When the initial gaiety fades, and when the schadenfreude passes, we will soberly reflect upon what happened and discover that, all in all, we have returned to an Israeli classic: a “unity government.” Once again, the same double-sided, hybrid creature, where the right side does whatever it pleases, and the left side provides the public relations.

I don’t mean to imply the slightest hint of contempt for the importance of deposing Netanyahu, his family and his associates from power. When an unstoppable lunatic takes over a bus and wreaks havoc all around, one must first get the wheel out of their hands. Only then should we discuss where to go. Therefore, full respect and gratitude to the liberators of the steering wheel, even if the price is another unity government.

“Unity governments” have accompanied the State of Israel for decades. Their finest hour began before and after the 1967 war. Eshkol, Golda, Peres, Sharon, Shamir, Barak, and Netanyahu all relied here and there on various unity governments. Allegedly, such governments are meant to achieve two goals: maintain incumbency despite unsatisfactory election results, and maintain working relations despite bitter disagreements. Party A will balance Party B, the two sides will silence each other, and the government will run smoothly.

That’s not exactly what happened. Most unity governments adopted a slightly different character: The right side of the unity caught on quickly that it can do as it pleases and is assured that the non-right side will hasten to present its photogenic face, dignified appearance, and diplomatic manners to hide, beautify, excuse, and justify in the ears of the gentiles all the deeds of its partner. And since the non-right side is also quite right-wing in his heart of hearts, everyone was satisfied. A perfect arrangement was established: These act, and those explain.

Under the auspices of this convenient arrangement, the occupation, settlements, dispossession, apartheid, fascism, military dictatorship, shedding Palestinian blood and destroying the souls of tens of thousands of boys sent to the colonies as brutal overseers flourished, and keeps flourishing.

And so it shall be this time as well. Allegedly, a pragmatic government of diligent repairmen has been formed, which will deal with clearing the rubble Bibi left behind. But the right, what can you do, is not particularly endowed with restraint. It quickly gets overwhelmed by its passions. How long will Minister Ayelet Shaked, who heads the ministry of evil in every government in which she serves, hold back before returning to her efforts to castrate the judiciary, or abuse refugees and asylum seekers? And how long will it be before Bennett, Sa’ar and Elkin demand more money and more real estate and more indulgences for the settlement beast? And all the grandiose plans for religious affairs will be swiftly shelved.

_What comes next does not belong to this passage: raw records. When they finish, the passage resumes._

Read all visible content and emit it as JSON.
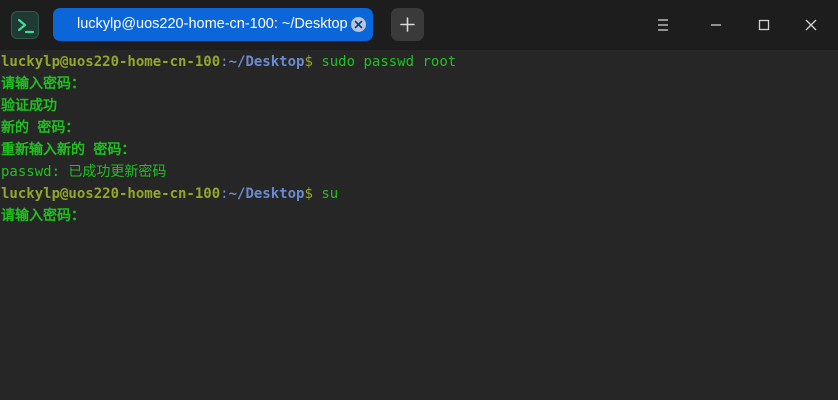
{
  "window": {
    "tab_title": "luckylp@uos220-home-cn-100: ~/Desktop"
  },
  "icons": {
    "app": "terminal-icon",
    "tab_close": "close-circle-icon",
    "new_tab": "plus-icon",
    "menu": "menu-icon",
    "minimize": "minimize-icon",
    "maximize": "maximize-icon",
    "close": "close-icon"
  },
  "colors": {
    "tab_active": "#0a66d9",
    "prompt_user": "#93a82a",
    "prompt_path": "#6a8bd1",
    "output_text": "#20c020",
    "background": "#262626"
  },
  "terminal": {
    "prompt1": {
      "user_host": "luckylp@uos220-home-cn-100",
      "colon": ":",
      "path": "~/Desktop",
      "dollar": "$",
      "command": " sudo passwd root"
    },
    "out1": "请输入密码：",
    "out2": "验证成功",
    "out3": "新的 密码：",
    "out4": "重新输入新的 密码：",
    "out5": "passwd: 已成功更新密码",
    "prompt2": {
      "user_host": "luckylp@uos220-home-cn-100",
      "colon": ":",
      "path": "~/Desktop",
      "dollar": "$",
      "command": " su"
    },
    "out6": "请输入密码："
  }
}
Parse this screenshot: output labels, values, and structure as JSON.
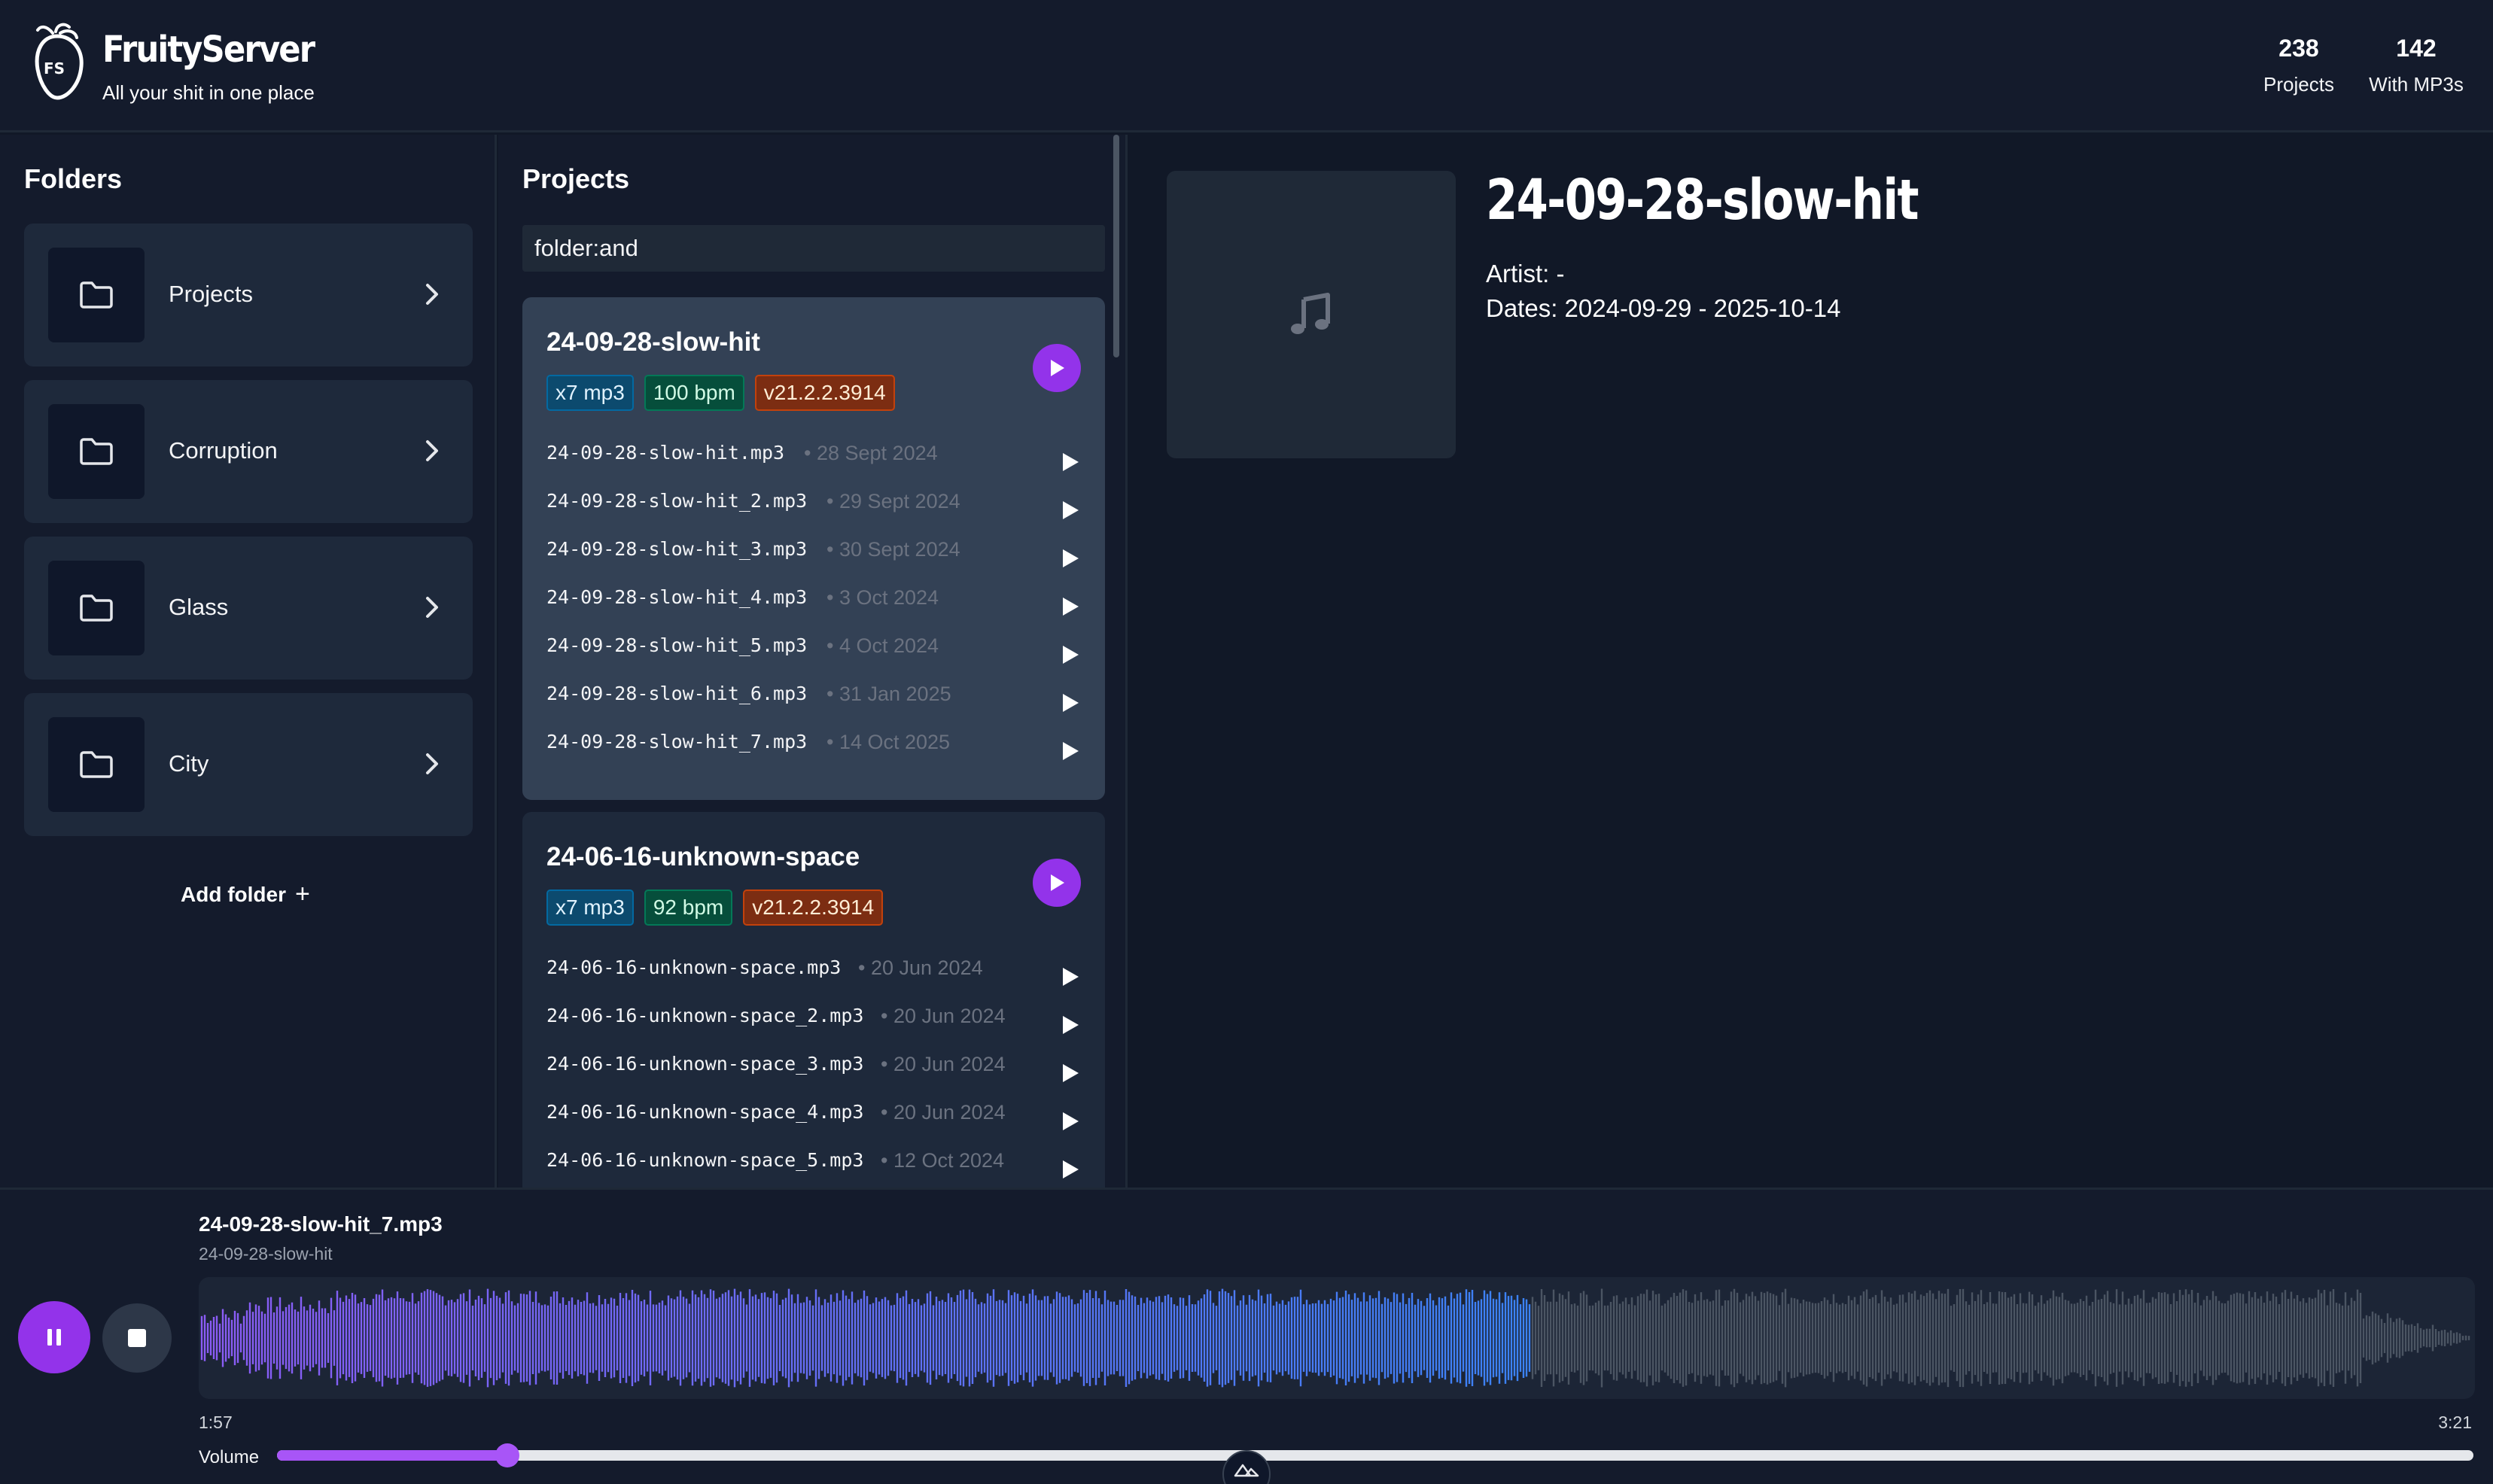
{
  "header": {
    "logo_label": "FS",
    "title": "FruityServer",
    "tagline": "All your shit in one place",
    "stats": [
      {
        "value": "238",
        "label": "Projects"
      },
      {
        "value": "142",
        "label": "With MP3s"
      }
    ]
  },
  "folders": {
    "title": "Folders",
    "items": [
      {
        "label": "Projects"
      },
      {
        "label": "Corruption"
      },
      {
        "label": "Glass"
      },
      {
        "label": "City"
      }
    ],
    "add_label": "Add folder",
    "add_symbol": "+"
  },
  "projects": {
    "title": "Projects",
    "search_value": "folder:and",
    "cards": [
      {
        "name": "24-09-28-slow-hit",
        "badges": {
          "mp3": "x7 mp3",
          "bpm": "100 bpm",
          "version": "v21.2.2.3914"
        },
        "files": [
          {
            "name": "24-09-28-slow-hit.mp3",
            "sep": "•",
            "date": "28 Sept 2024"
          },
          {
            "name": "24-09-28-slow-hit_2.mp3",
            "sep": "•",
            "date": "29 Sept 2024"
          },
          {
            "name": "24-09-28-slow-hit_3.mp3",
            "sep": "•",
            "date": "30 Sept 2024"
          },
          {
            "name": "24-09-28-slow-hit_4.mp3",
            "sep": "•",
            "date": "3 Oct 2024"
          },
          {
            "name": "24-09-28-slow-hit_5.mp3",
            "sep": "•",
            "date": "4 Oct 2024"
          },
          {
            "name": "24-09-28-slow-hit_6.mp3",
            "sep": "•",
            "date": "31 Jan 2025"
          },
          {
            "name": "24-09-28-slow-hit_7.mp3",
            "sep": "•",
            "date": "14 Oct 2025"
          }
        ]
      },
      {
        "name": "24-06-16-unknown-space",
        "badges": {
          "mp3": "x7 mp3",
          "bpm": "92 bpm",
          "version": "v21.2.2.3914"
        },
        "files": [
          {
            "name": "24-06-16-unknown-space.mp3",
            "sep": "•",
            "date": "20 Jun 2024"
          },
          {
            "name": "24-06-16-unknown-space_2.mp3",
            "sep": "•",
            "date": "20 Jun 2024"
          },
          {
            "name": "24-06-16-unknown-space_3.mp3",
            "sep": "•",
            "date": "20 Jun 2024"
          },
          {
            "name": "24-06-16-unknown-space_4.mp3",
            "sep": "•",
            "date": "20 Jun 2024"
          },
          {
            "name": "24-06-16-unknown-space_5.mp3",
            "sep": "•",
            "date": "12 Oct 2024"
          }
        ]
      }
    ]
  },
  "detail": {
    "title": "24-09-28-slow-hit",
    "artist": "Artist: -",
    "dates": "Dates: 2024-09-29 - 2025-10-14",
    "cover_icon": "music-note-icon"
  },
  "player": {
    "track_title": "24-09-28-slow-hit_7.mp3",
    "track_project": "24-09-28-slow-hit",
    "current_time": "1:57",
    "total_time": "3:21",
    "progress": 0.585,
    "volume_label": "Volume",
    "volume": 0.105,
    "state": "playing"
  },
  "colors": {
    "accent": "#9333ea",
    "wave_played_start": "#8b5cf6",
    "wave_played_end": "#3b82f6",
    "wave_unplayed": "#4b5563",
    "background": "#111827"
  }
}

And the other side, the pliable side of unity, will quickly return to fulfill its historical role: to justify, to hide, to sweep under the carpet, to “explain.”

Thus, none of the fundamental problems that threaten the existence and sanity of the state will even get a glance. The occupation, apartheid, religion and state, equality laws and human rights – all these won’t even be lightly raked. For nothing must disturb the unity’s slumber. This will not be the government that will redeem Israel and rescue it from the sure path towards destruction.

I hope to be proven wrong.